• BRIEF:
Whenever a line below mentions the word "Pepperstone", that line should be copied.

• EXTRACTED MATERIAL:

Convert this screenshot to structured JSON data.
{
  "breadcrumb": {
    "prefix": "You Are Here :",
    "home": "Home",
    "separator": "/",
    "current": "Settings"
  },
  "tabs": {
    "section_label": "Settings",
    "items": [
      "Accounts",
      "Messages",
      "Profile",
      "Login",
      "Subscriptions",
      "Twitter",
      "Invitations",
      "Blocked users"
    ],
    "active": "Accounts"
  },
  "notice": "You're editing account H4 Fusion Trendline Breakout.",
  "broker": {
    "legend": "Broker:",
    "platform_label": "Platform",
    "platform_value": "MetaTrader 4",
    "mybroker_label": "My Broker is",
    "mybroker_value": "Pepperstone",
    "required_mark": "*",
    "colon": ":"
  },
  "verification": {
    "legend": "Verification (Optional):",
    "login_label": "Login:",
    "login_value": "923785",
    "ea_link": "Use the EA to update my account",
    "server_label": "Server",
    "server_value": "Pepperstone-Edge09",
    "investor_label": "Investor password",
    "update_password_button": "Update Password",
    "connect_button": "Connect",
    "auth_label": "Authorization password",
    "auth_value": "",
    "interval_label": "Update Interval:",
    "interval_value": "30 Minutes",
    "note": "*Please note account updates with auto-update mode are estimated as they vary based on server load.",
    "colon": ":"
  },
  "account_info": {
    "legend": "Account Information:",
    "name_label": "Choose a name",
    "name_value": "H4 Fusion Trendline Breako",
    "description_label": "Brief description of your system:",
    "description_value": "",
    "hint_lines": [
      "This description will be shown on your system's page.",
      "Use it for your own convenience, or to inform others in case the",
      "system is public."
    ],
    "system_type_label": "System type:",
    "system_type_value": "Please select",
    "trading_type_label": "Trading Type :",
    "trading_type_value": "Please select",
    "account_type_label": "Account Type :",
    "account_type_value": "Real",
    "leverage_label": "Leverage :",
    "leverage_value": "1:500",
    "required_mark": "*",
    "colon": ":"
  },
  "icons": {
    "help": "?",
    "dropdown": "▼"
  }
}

• SOLUTION FOR THIS PROBLEM:
    "mybroker_value": "Pepperstone",
    "server_value": "Pepperstone-Edge09",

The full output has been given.